Dick Frizzell is without doubt one of the most influential artists working in New Zealand today. Given the rapid and complex societal change that has occurred in New Zealand over the last thirty years, questions of Kiwi identity, culture, environment, and art are ever relevant and as a practising artist, Frizzell is firmly ensconced in a role that asks him to query, to needle, to invent, to reflect. That he still performs this role with dedication and assurance underscores Frizzell’s commitment to his art, his ideas and his environment.
“It was while working in the environment of commercial advertising that Frizzell began to pluck familiar objects from their usual context and turn them into arresting images. Several products that were ‘household’ names to New Zealanders in the late 1970’s became icons in Frizzell’s hands. From sources as varied as canned fish wrappers, corner shop signage and junk mail, he turned images into paintings, giving titles that introduced unexpected associations.” (1)
Frizzell’s work has often had “an eclectic quality, brought about by the variety of styles he has borrowed, pastiched or commented on in his art. In much of his imagery, no line is drawn between low art sources such as comic book illustrations or packaging and the high art references with which his painting is freely sprinkled.” (2)

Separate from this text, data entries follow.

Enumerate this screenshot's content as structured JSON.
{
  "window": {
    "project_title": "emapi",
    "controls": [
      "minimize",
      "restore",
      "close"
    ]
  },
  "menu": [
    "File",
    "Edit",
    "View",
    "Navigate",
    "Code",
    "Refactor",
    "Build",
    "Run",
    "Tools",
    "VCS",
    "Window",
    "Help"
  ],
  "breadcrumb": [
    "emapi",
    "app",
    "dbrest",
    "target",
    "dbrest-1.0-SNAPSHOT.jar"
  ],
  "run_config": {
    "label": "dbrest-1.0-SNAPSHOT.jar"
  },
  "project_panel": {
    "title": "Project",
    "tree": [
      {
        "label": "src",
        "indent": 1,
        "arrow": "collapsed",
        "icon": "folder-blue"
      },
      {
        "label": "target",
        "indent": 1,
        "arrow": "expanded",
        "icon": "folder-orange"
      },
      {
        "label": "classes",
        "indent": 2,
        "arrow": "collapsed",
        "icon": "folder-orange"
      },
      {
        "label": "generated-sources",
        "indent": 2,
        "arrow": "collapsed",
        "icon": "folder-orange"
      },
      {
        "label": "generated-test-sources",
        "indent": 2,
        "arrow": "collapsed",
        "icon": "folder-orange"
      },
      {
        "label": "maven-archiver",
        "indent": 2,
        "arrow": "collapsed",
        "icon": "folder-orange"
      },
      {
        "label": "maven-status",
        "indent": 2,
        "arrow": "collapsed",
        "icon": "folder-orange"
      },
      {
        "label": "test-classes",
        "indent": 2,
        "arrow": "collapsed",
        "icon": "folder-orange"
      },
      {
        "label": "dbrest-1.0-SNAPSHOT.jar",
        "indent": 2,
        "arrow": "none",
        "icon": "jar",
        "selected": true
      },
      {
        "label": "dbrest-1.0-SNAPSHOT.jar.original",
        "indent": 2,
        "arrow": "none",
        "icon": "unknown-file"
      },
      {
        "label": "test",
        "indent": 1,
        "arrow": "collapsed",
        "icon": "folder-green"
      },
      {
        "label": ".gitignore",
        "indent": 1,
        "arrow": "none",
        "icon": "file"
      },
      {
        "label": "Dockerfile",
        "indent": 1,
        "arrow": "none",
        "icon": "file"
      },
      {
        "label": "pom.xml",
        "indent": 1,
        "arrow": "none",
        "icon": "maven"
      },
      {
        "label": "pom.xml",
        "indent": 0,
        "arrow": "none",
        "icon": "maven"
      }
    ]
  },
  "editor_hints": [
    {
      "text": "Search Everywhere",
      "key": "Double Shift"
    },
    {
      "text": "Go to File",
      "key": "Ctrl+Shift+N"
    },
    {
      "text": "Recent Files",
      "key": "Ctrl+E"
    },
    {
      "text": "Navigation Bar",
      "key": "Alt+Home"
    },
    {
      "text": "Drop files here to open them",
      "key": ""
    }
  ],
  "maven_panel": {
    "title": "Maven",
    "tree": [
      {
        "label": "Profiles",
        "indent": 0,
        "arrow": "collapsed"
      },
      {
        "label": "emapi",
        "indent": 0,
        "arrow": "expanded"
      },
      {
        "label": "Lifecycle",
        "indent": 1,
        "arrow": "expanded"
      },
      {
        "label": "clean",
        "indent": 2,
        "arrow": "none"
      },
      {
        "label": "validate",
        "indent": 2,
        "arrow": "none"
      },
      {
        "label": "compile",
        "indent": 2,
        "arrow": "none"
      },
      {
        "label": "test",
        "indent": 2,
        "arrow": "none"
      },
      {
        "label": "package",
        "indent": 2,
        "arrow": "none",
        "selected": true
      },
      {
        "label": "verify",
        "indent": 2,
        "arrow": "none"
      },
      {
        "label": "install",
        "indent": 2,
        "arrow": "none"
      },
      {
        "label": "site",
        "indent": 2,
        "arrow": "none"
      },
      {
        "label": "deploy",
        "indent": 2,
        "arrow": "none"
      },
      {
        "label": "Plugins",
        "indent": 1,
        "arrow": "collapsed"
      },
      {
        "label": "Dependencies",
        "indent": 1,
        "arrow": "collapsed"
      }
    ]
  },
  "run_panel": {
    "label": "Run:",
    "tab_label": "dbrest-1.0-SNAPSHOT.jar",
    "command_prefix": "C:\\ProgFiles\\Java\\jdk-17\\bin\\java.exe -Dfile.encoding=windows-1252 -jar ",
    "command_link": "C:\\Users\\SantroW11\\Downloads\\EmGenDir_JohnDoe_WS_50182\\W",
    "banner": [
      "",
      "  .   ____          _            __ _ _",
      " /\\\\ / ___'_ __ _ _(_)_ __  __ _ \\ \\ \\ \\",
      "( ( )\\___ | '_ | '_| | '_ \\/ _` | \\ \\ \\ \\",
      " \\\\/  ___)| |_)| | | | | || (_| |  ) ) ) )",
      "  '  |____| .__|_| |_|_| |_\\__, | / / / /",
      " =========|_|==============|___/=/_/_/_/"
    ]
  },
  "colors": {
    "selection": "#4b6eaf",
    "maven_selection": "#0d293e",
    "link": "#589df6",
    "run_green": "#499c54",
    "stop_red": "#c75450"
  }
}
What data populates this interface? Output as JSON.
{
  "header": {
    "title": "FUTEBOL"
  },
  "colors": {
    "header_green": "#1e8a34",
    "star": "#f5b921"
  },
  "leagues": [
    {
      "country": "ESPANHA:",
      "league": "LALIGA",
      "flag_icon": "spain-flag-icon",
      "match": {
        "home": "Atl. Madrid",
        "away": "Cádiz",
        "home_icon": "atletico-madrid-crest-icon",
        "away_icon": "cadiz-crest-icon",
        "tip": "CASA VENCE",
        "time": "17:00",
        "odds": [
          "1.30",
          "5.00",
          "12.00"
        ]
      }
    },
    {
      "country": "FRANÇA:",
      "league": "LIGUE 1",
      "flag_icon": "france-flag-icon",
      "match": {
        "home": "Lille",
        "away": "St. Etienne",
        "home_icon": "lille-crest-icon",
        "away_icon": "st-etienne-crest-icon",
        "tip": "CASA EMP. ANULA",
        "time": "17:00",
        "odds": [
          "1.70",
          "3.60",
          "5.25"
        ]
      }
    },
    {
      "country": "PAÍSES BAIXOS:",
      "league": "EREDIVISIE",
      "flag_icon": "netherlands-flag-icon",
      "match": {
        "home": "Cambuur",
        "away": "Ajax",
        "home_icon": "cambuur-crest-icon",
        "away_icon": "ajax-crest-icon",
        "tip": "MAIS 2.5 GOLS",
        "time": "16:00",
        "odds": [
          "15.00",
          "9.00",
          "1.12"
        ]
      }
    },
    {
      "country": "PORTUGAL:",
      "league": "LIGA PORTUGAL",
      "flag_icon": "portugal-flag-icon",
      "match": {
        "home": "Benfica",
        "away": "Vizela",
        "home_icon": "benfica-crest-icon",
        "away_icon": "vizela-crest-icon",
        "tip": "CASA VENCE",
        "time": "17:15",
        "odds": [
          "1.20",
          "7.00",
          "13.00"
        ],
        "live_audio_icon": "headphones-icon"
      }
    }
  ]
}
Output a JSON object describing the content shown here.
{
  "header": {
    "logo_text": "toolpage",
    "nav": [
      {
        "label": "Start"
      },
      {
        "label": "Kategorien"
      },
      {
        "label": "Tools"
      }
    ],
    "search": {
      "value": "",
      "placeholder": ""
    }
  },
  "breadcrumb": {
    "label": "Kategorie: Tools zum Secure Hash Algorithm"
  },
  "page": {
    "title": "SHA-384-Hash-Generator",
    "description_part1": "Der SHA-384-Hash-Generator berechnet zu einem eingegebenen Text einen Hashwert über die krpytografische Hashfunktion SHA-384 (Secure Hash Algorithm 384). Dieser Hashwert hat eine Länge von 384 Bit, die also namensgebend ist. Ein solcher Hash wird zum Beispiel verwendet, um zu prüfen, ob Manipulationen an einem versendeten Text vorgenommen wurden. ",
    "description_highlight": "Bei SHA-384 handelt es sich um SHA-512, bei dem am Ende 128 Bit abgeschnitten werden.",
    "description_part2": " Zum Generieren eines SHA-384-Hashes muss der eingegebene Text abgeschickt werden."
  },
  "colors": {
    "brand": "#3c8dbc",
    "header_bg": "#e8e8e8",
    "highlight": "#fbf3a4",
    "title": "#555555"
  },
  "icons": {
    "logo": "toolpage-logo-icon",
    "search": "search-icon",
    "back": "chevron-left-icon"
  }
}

Although primarily a painter, Frizzell also produces an extensive range of works on paper including lithographs and screen prints. Prints and paintings "inspired by comics, advertising trademarks, Māori iconography and rural road signs have flowed out of him for more than four decades, during which time Frizzell has enlivened the local art world with his wit. His is a world in which no image is too sacred or too banal." (3) Frizzell has engendered discussions about cultural (mis)appropriation, bicultural cross-fertilisations, art as design, and the politicisation of New Zealand art to name but a few. It was crucial that these issues began to be addressed and Frizzell continues to do so to this day.